• [The task] Everything in the data except the pictures belongs in your answer, copied exactly.

>>>>>

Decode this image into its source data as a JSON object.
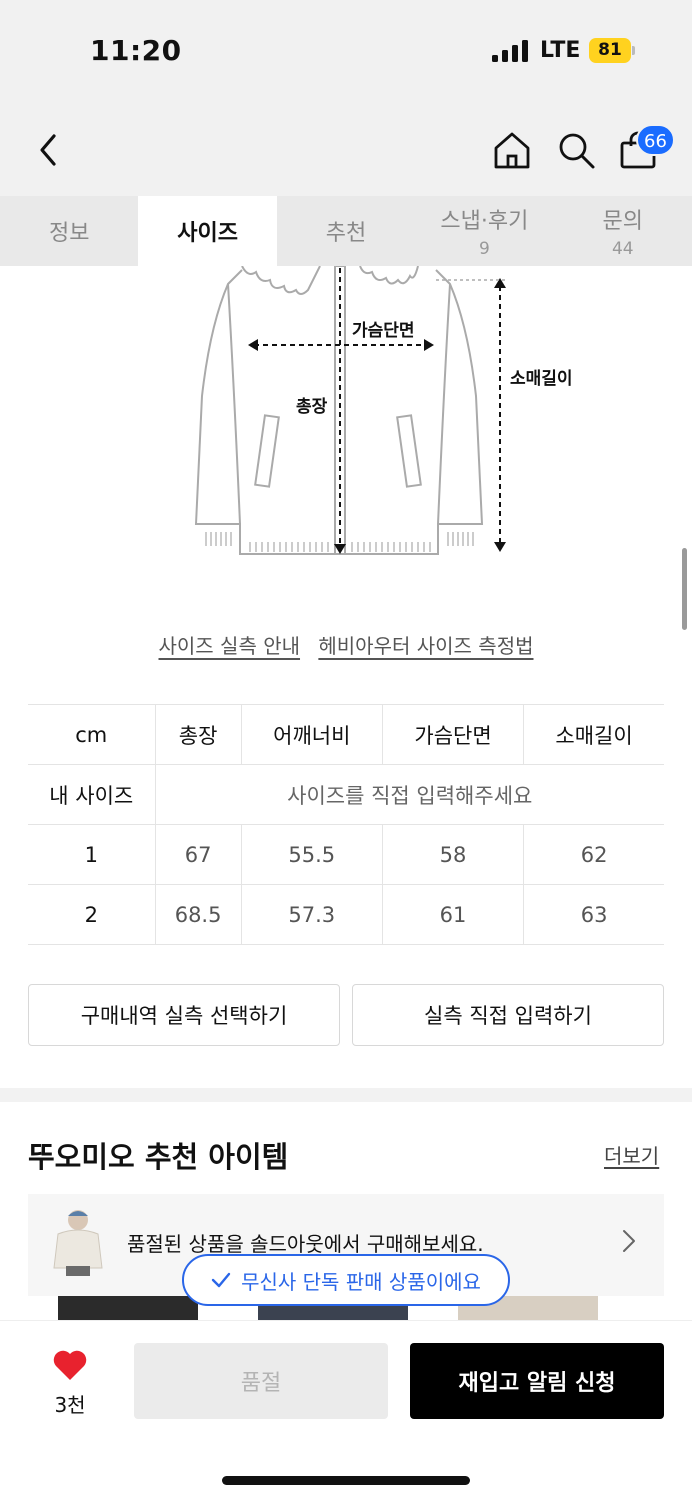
{
  "status_bar": {
    "time": "11:20",
    "network": "LTE",
    "battery": "81"
  },
  "nav": {
    "cart_count": "66"
  },
  "tabs": [
    {
      "label": "정보",
      "count": ""
    },
    {
      "label": "사이즈",
      "count": ""
    },
    {
      "label": "추천",
      "count": ""
    },
    {
      "label": "스냅·후기",
      "count": "9"
    },
    {
      "label": "문의",
      "count": "44"
    }
  ],
  "diagram": {
    "chest": "가슴단면",
    "length": "총장",
    "sleeve": "소매길이"
  },
  "guide": {
    "size_guide": "사이즈 실측 안내",
    "measure_method": "헤비아우터 사이즈 측정법"
  },
  "size_table": {
    "headers": [
      "cm",
      "총장",
      "어깨너비",
      "가슴단면",
      "소매길이"
    ],
    "my_size_label": "내 사이즈",
    "my_size_hint": "사이즈를 직접 입력해주세요",
    "rows": [
      [
        "1",
        "67",
        "55.5",
        "58",
        "62"
      ],
      [
        "2",
        "68.5",
        "57.3",
        "61",
        "63"
      ]
    ]
  },
  "buttons": {
    "select_purchase": "구매내역 실측 선택하기",
    "manual_input": "실측 직접 입력하기"
  },
  "recommend": {
    "title": "뚜오미오 추천 아이템",
    "more": "더보기",
    "soldout_message": "품절된 상품을 솔드아웃에서 구매해보세요."
  },
  "exclusive_badge": "무신사 단독 판매 상품이에요",
  "bottom": {
    "likes": "3천",
    "soldout": "품절",
    "restock": "재입고 알림 신청"
  },
  "colors": {
    "accent_blue": "#2a66e8",
    "badge_blue": "#1a6cff",
    "heart_red": "#e8222e",
    "battery_yellow": "#ffd21f"
  }
}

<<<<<

• [Output below]
Decode this image into its source data as a JSON object.
{
  "status_bar": {
    "time": "11:20",
    "network": "LTE",
    "battery": "81"
  },
  "nav": {
    "cart_count": "66"
  },
  "tabs": [
    {
      "label": "정보",
      "count": ""
    },
    {
      "label": "사이즈",
      "count": ""
    },
    {
      "label": "추천",
      "count": ""
    },
    {
      "label": "스냅·후기",
      "count": "9"
    },
    {
      "label": "문의",
      "count": "44"
    }
  ],
  "diagram": {
    "chest": "가슴단면",
    "length": "총장",
    "sleeve": "소매길이"
  },
  "guide": {
    "size_guide": "사이즈 실측 안내",
    "measure_method": "헤비아우터 사이즈 측정법"
  },
  "size_table": {
    "headers": [
      "cm",
      "총장",
      "어깨너비",
      "가슴단면",
      "소매길이"
    ],
    "my_size_label": "내 사이즈",
    "my_size_hint": "사이즈를 직접 입력해주세요",
    "rows": [
      [
        "1",
        "67",
        "55.5",
        "58",
        "62"
      ],
      [
        "2",
        "68.5",
        "57.3",
        "61",
        "63"
      ]
    ]
  },
  "buttons": {
    "select_purchase": "구매내역 실측 선택하기",
    "manual_input": "실측 직접 입력하기"
  },
  "recommend": {
    "title": "뚜오미오 추천 아이템",
    "more": "더보기",
    "soldout_message": "품절된 상품을 솔드아웃에서 구매해보세요."
  },
  "exclusive_badge": "무신사 단독 판매 상품이에요",
  "bottom": {
    "likes": "3천",
    "soldout": "품절",
    "restock": "재입고 알림 신청"
  },
  "colors": {
    "accent_blue": "#2a66e8",
    "badge_blue": "#1a6cff",
    "heart_red": "#e8222e",
    "battery_yellow": "#ffd21f"
  }
}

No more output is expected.